TASK TO CARRY OUT: What you return should be the entries, unchanged, without their pictures.

** RECORDS TO PROCESS follows **

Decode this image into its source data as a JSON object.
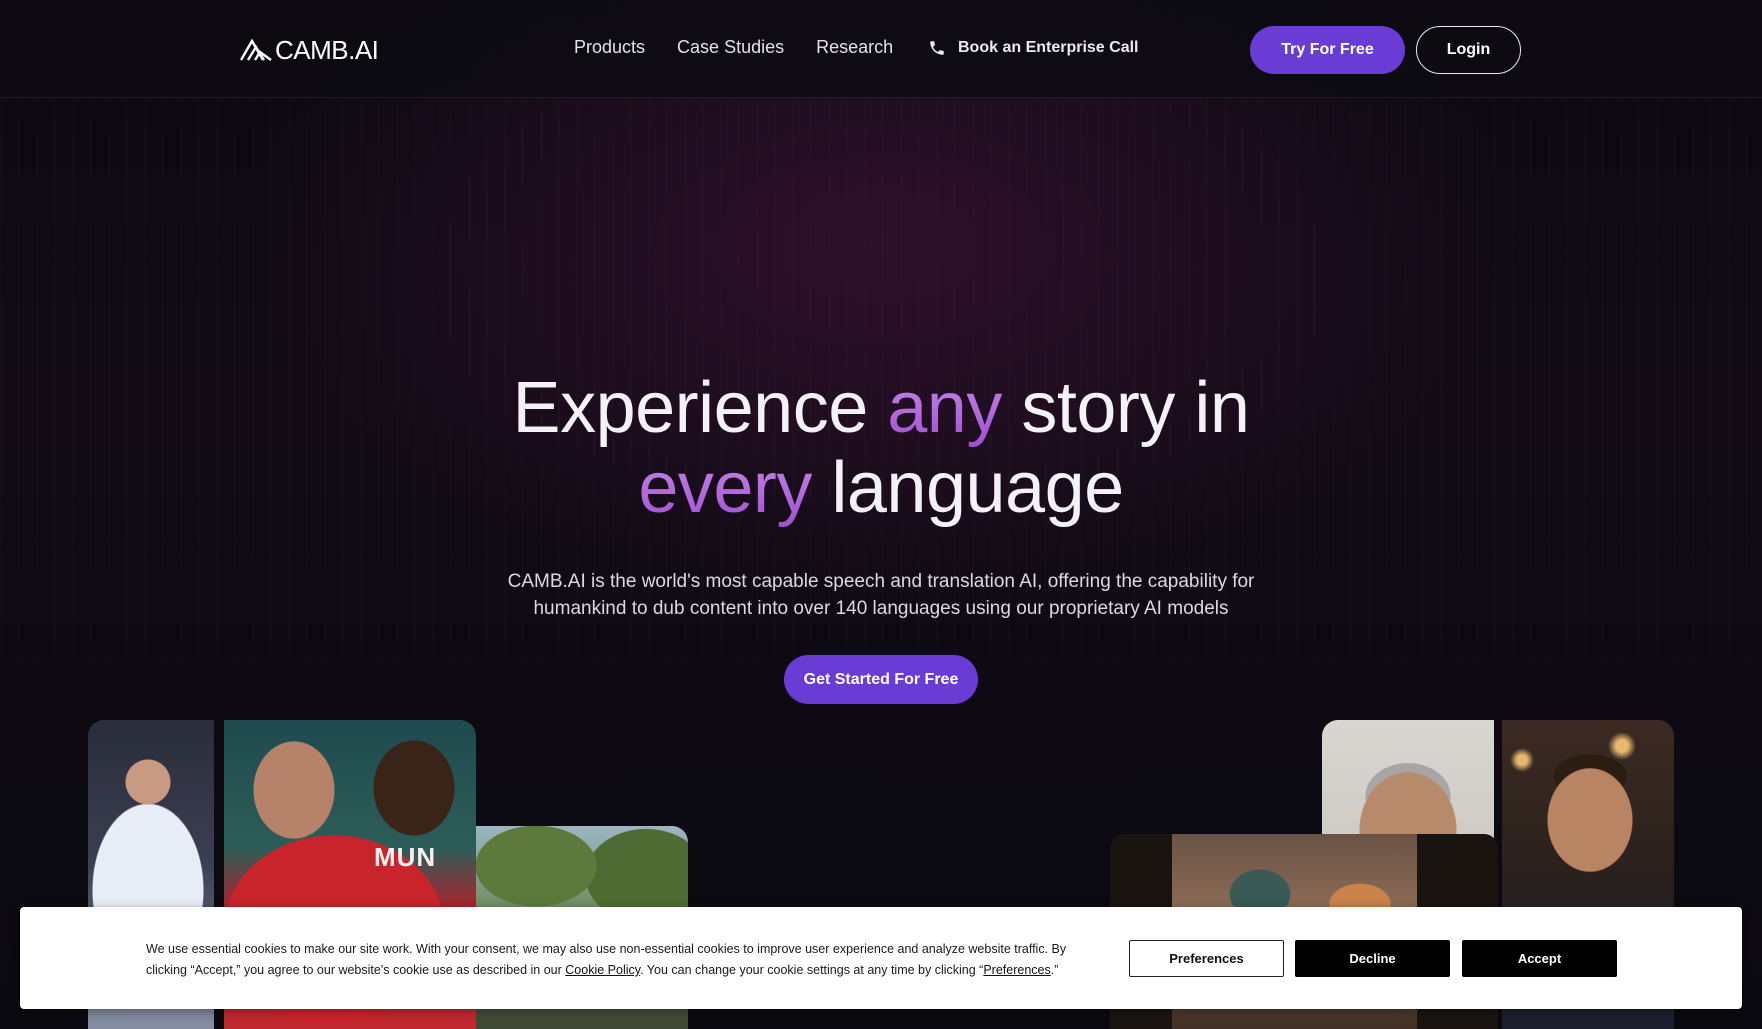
{
  "nav": {
    "logo_text": "CAMB.AI",
    "links": [
      "Products",
      "Case Studies",
      "Research"
    ],
    "enterprise_label": "Book an Enterprise Call",
    "try_label": "Try For Free",
    "login_label": "Login",
    "colors": {
      "accent": "#6a3cd6"
    }
  },
  "hero": {
    "title_part1": "Experience ",
    "title_highlight1": "any",
    "title_part2": " story in",
    "title_highlight2": "every",
    "title_part3": " language",
    "subtitle_line1": "CAMB.AI is the world's most capable speech and translation AI, offering the capability for",
    "subtitle_line2": "humankind to dub content into over 140 languages using our proprietary AI models",
    "cta_label": "Get Started For Free",
    "highlight_color": "#b26ade"
  },
  "collage": {
    "football_jersey_text": "MUN"
  },
  "cookie": {
    "text_part1": "We use essential cookies to make our site work. With your consent, we may also use non-essential cookies to improve user experience and analyze website traffic. By clicking “Accept,” you agree to our website's cookie use as described in our ",
    "policy_link": "Cookie Policy",
    "text_part2": ". You can change your cookie settings at any time by clicking “",
    "preferences_link": "Preferences",
    "text_part3": ".”",
    "preferences_label": "Preferences",
    "decline_label": "Decline",
    "accept_label": "Accept"
  },
  "icons": {
    "logo": "camb-logo-icon",
    "phone": "phone-icon"
  }
}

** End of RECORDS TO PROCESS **

TASK ANSWER:
Decode this image into its source data as a JSON object.
{
  "nav": {
    "logo_text": "CAMB.AI",
    "links": [
      "Products",
      "Case Studies",
      "Research"
    ],
    "enterprise_label": "Book an Enterprise Call",
    "try_label": "Try For Free",
    "login_label": "Login",
    "colors": {
      "accent": "#6a3cd6"
    }
  },
  "hero": {
    "title_part1": "Experience ",
    "title_highlight1": "any",
    "title_part2": " story in",
    "title_highlight2": "every",
    "title_part3": " language",
    "subtitle_line1": "CAMB.AI is the world's most capable speech and translation AI, offering the capability for",
    "subtitle_line2": "humankind to dub content into over 140 languages using our proprietary AI models",
    "cta_label": "Get Started For Free",
    "highlight_color": "#b26ade"
  },
  "collage": {
    "football_jersey_text": "MUN"
  },
  "cookie": {
    "text_part1": "We use essential cookies to make our site work. With your consent, we may also use non-essential cookies to improve user experience and analyze website traffic. By clicking “Accept,” you agree to our website's cookie use as described in our ",
    "policy_link": "Cookie Policy",
    "text_part2": ". You can change your cookie settings at any time by clicking “",
    "preferences_link": "Preferences",
    "text_part3": ".”",
    "preferences_label": "Preferences",
    "decline_label": "Decline",
    "accept_label": "Accept"
  },
  "icons": {
    "logo": "camb-logo-icon",
    "phone": "phone-icon"
  }
}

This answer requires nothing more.